October 16, 2006 – Annual Hon. Henry Steinberg Memorial Lecture
Guest: Dr. Norbert Westenberger
Topic: The Fate of Jewish Lawyers in Germany after 1933

In the early 1930s, 50% of the 5,000 Berlin lawyers were Jewish. During October 2006, an exhibition entitled “Lawyers without Rights” will be on display in Montreal at the Université de Québec.  The exhibition is centered on the glorious phase of Jewish jurists in Germany and documents their collapse and extermination in the Holocaust.  Many perished but some escaped, including some who immigrated to Canada.  Dr. Norbert Westenberger, vice president of the German Bar Association is hosting the opening of the exhibit in Montreal. The Society is pleased to welcome Dr. Westerberger in conjunction with this event.

December 5, 2006 – Annual Human Rights Lecture
Honouree: Mr. Fo Niemi, co-founder of the Centre for Research-Action on Race Relations (CRARR)

Society Humour

Sex and the Ordinary Prudent Person

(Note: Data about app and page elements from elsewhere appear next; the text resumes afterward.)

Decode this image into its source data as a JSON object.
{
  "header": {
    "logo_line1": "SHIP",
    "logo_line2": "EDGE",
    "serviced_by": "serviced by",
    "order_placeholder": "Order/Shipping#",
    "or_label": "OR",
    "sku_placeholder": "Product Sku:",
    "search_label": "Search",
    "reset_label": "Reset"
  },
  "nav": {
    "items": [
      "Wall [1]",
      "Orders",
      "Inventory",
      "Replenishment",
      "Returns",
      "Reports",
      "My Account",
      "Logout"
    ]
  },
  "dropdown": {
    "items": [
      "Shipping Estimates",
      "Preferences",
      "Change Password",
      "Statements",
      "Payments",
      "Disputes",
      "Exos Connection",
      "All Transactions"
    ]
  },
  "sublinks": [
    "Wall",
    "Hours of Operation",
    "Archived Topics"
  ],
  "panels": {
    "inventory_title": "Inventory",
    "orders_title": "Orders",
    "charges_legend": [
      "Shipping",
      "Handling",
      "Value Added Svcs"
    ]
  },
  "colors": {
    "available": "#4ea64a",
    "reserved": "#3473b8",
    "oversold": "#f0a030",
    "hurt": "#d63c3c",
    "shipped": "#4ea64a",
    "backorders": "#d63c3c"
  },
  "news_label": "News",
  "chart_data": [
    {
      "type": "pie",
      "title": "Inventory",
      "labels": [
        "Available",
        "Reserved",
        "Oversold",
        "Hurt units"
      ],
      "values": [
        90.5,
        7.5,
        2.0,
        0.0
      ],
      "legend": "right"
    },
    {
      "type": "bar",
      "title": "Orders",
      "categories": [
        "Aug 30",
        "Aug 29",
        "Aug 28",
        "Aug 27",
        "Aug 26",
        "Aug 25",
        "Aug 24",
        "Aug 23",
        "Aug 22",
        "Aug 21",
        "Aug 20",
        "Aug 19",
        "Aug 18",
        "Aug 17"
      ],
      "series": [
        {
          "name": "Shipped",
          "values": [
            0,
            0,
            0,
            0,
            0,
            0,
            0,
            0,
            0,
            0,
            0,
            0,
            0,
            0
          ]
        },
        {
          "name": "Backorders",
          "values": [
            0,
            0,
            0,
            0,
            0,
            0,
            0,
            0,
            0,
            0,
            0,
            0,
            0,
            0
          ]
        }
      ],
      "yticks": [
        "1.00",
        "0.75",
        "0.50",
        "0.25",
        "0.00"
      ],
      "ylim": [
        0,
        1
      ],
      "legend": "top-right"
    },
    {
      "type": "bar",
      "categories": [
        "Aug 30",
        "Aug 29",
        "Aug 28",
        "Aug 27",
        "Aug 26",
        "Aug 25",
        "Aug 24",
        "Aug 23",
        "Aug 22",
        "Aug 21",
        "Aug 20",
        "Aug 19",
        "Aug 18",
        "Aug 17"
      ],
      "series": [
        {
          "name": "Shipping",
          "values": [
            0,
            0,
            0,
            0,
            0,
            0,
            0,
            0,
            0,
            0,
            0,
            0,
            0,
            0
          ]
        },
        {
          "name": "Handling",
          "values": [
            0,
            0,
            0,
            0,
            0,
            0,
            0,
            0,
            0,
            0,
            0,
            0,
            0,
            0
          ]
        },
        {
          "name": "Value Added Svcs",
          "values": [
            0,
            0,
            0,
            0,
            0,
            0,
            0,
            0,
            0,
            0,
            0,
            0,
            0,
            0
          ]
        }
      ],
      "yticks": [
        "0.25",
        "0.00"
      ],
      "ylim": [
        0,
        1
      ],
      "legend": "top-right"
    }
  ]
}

Doe v. Moe, a May 2005 Massachusetts appellate case, gives a whole new meaning to the idea of safe sex. A guy sued his long-time girlfriend (ex-girlfriend?) for negligence when an ill-advised change in position during consensual intercourse resulted in him suffering a fractured penis. (You’ll have to go read the opinion to get the details about how the accident occurred.)

In a case of first impression, the court struggled to arrive at an appropriate and workable standard of care to apply to private consensual sexual conduct. The court noted:
There are no comprehensive legal rules to regulate consensual sexual behavior, and there are not commonly accepted customs or values that determine parameters for the intensely private and widely diverse forms of such behavior.

Accordingly, the court concluded that the general negligence standard of reasonable care under the circumstances was inappropriate for consensual sex-physical injury cases. Instead, the court said the plaintiff needed to show conduct rising to the level of “wanton or reckless.” The court opined that while the trial record might support a finding that the defendant’s conduct exposed plaintiff to a risk of harm, it did not support a finding of wanton or reckless conduct.

Doe v. Moe, 827 N.E.2d 240 (Mass. Ct. App. 2005)



Congratulations to Andrew Brighten, recipient of the Lord Reading Law Society Prize for the 2005-2006 academic year at the McGill faculty of law.


Condolences to the Stein family, on the death of Samuel Stein.